The Herts Against Hate collaborative, including Hertfordshire Constabulary, the county council and partners, last week launched the free teaching unit for schools to use in PSHE/RSHE.

Produced by Herts for Learning (HfL) Wellbeing Team on behalf of the Hertfordshire County Community Safety Unit (CCSU), it is an ideal resource for schools ahead of Hate Crime Awareness Week in the autumn, providing an age-appropriate series of lessons and resources for Key Stage 2 and 3 pupils (Years 5-6 and 7-9).

‘We want young people to grow up knowing that hate crime is unacceptable and will not be tolerated in Hertfordshire and you should report it, not ignore it,’ explained Hertfordshire Constabulary’s hate crime lead, Detective Chief Inspector Pete Frost.

‘The impact of hate crime can be devastating. It can cause people to lose their confidence and be fearful about coming and going from their home, being out and about in public places or just going about their daily lives.’
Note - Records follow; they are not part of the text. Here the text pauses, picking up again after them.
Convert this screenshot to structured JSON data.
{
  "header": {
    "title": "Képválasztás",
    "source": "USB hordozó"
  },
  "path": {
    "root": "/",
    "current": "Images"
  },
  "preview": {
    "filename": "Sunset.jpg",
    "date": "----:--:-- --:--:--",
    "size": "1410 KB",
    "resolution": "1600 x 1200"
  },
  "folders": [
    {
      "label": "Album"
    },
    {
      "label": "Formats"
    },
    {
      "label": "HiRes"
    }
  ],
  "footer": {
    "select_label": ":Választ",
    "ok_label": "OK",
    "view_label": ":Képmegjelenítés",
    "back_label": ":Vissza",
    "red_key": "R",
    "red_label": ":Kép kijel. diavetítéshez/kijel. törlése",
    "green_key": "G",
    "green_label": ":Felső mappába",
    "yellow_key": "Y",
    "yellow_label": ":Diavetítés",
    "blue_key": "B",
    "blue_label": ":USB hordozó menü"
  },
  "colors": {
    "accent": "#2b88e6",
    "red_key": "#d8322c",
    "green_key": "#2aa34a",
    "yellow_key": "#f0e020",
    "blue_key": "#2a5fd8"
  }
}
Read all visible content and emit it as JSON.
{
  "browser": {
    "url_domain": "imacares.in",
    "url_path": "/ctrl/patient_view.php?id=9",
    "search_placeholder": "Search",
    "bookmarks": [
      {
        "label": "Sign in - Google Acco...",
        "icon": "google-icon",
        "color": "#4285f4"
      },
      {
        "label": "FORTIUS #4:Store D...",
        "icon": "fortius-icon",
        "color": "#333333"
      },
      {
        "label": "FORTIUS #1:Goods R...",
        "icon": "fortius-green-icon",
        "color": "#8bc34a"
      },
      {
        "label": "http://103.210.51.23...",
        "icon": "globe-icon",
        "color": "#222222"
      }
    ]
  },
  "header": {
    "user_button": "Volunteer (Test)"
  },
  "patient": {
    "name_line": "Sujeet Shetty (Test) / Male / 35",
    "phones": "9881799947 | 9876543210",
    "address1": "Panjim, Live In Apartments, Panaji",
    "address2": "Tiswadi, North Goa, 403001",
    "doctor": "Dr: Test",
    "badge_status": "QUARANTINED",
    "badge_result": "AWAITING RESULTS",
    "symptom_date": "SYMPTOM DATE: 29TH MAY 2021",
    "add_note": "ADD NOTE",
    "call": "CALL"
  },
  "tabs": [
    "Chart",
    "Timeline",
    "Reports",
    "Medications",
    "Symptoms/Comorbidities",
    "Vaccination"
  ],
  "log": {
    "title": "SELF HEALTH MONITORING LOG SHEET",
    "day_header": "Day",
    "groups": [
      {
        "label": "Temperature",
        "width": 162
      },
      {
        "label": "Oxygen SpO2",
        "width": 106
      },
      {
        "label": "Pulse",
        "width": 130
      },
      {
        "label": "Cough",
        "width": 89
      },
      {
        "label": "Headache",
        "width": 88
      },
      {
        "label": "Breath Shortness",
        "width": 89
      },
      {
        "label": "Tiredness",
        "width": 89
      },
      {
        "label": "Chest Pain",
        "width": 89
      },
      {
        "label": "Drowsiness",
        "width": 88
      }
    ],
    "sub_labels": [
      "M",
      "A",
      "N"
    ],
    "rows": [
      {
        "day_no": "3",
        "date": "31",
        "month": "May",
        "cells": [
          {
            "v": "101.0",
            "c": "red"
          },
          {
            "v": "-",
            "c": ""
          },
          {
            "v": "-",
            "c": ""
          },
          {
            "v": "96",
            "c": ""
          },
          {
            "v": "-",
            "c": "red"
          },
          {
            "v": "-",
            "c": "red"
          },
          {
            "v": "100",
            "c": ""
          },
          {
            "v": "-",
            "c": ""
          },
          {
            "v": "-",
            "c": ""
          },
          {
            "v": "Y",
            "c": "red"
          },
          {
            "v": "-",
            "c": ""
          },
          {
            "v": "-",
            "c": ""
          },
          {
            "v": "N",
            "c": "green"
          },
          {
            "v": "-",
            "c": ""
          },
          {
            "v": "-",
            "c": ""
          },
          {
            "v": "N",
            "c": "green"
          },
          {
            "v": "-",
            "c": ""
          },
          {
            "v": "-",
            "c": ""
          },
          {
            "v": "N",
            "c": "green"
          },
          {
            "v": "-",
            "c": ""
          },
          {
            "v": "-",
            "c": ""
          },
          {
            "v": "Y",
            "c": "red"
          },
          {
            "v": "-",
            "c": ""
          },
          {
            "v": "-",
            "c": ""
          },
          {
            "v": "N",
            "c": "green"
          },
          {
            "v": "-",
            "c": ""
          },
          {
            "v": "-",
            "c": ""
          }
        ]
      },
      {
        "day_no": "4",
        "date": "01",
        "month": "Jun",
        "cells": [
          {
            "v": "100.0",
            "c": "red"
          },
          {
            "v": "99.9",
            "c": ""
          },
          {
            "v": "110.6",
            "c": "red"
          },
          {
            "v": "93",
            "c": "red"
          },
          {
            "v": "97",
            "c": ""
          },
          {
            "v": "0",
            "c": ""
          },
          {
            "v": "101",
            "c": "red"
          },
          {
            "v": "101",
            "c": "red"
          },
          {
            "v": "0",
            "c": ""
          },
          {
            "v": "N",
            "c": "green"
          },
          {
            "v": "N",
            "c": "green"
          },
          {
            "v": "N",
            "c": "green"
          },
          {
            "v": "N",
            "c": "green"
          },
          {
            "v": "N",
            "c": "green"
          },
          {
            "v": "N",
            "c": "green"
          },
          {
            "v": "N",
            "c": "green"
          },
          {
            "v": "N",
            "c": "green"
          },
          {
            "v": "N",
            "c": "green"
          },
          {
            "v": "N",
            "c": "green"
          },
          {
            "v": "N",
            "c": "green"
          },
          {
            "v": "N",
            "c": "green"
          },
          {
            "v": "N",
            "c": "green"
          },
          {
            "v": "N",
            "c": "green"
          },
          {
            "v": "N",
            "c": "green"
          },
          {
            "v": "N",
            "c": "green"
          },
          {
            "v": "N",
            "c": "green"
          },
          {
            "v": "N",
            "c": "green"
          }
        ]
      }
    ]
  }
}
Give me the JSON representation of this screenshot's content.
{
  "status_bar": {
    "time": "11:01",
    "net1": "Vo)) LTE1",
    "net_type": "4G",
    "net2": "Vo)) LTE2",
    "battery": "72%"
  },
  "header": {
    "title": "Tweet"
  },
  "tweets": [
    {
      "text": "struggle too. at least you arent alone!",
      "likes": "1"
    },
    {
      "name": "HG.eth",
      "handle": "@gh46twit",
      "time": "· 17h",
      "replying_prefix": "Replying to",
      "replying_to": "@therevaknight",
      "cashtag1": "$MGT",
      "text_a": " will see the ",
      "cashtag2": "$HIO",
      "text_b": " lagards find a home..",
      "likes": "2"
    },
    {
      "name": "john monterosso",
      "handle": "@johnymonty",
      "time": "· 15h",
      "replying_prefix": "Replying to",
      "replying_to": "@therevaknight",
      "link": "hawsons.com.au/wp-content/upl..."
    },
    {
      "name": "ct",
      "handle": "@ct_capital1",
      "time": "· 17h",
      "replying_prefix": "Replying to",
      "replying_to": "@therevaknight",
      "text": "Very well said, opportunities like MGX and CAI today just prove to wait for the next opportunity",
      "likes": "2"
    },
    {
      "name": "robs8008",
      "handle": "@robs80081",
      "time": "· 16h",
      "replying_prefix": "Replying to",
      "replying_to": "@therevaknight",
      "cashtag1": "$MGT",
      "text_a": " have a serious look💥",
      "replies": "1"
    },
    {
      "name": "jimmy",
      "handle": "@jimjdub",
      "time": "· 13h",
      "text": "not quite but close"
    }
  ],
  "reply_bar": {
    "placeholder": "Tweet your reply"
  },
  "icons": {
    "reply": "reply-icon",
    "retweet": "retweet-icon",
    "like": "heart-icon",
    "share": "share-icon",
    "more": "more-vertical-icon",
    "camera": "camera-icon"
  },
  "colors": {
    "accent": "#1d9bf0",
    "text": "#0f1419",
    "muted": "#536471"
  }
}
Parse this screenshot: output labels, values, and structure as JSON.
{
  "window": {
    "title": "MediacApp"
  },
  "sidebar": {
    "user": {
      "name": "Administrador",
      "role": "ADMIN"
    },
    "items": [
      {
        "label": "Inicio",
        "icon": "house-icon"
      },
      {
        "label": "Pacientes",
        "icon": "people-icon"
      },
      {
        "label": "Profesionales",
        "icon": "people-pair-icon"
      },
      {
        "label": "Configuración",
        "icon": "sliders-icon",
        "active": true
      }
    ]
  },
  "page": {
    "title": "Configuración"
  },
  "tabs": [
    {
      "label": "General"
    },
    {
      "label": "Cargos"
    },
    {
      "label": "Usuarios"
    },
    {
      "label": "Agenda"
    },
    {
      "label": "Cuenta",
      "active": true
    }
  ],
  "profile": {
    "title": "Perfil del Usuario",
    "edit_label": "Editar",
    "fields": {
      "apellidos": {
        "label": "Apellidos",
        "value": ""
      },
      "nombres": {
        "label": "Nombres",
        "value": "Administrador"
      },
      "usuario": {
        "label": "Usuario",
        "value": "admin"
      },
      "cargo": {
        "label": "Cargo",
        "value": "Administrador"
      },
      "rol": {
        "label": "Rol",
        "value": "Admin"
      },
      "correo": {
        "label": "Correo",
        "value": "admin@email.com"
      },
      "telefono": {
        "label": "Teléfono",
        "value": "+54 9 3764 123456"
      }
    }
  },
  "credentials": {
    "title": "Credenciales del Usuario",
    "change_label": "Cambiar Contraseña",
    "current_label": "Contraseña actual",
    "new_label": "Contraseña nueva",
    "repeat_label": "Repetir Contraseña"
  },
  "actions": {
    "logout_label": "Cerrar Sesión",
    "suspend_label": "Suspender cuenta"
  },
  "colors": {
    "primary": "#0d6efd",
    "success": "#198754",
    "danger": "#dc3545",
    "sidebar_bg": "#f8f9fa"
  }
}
Cllr Morris Bright, Cabinet Member for Community Safety at Hertfordshire County Council, said: ‘We want to make Hertfordshire safer for everyone, rejecting hatred and violence of all kinds. The lesson resources are a simple way of teaching children about hate crime, how to report it and showing understanding and empathy to victims of hate crime.’

Police and Crime Commissioner David Lloyd, whose office leads the Hertfordshire Hate Crime Partnership Board, said: ‘We know crimes motivated by hate can have a devastating effect on victims and communities.

‘I recognise the challenges in relation to the under-reporting of hate crime, particularly relating to disability, and the increased use of cyber, including social and digital media, as a means to target and exploit the vulnerable. I am pleased that thanks to the countywide Hate Crime Strategy, partners now have a better understanding of, and response to, hate crimes of all types.

‘We must ensure that we continue to work together to prevent hate crime and bring offenders to justice, while also giving victims the confidence to report the crime allowing them to cope and recover.’

You can report hate crime online at, speak to an operator in the Force Communications Room via online web chat at or call the non-emergency number 101. In an emergency dial 999. Alternatively report it anonymously via the True Vision website

For more information about hate crime visit

Read the HfL blog on hate crime lessons.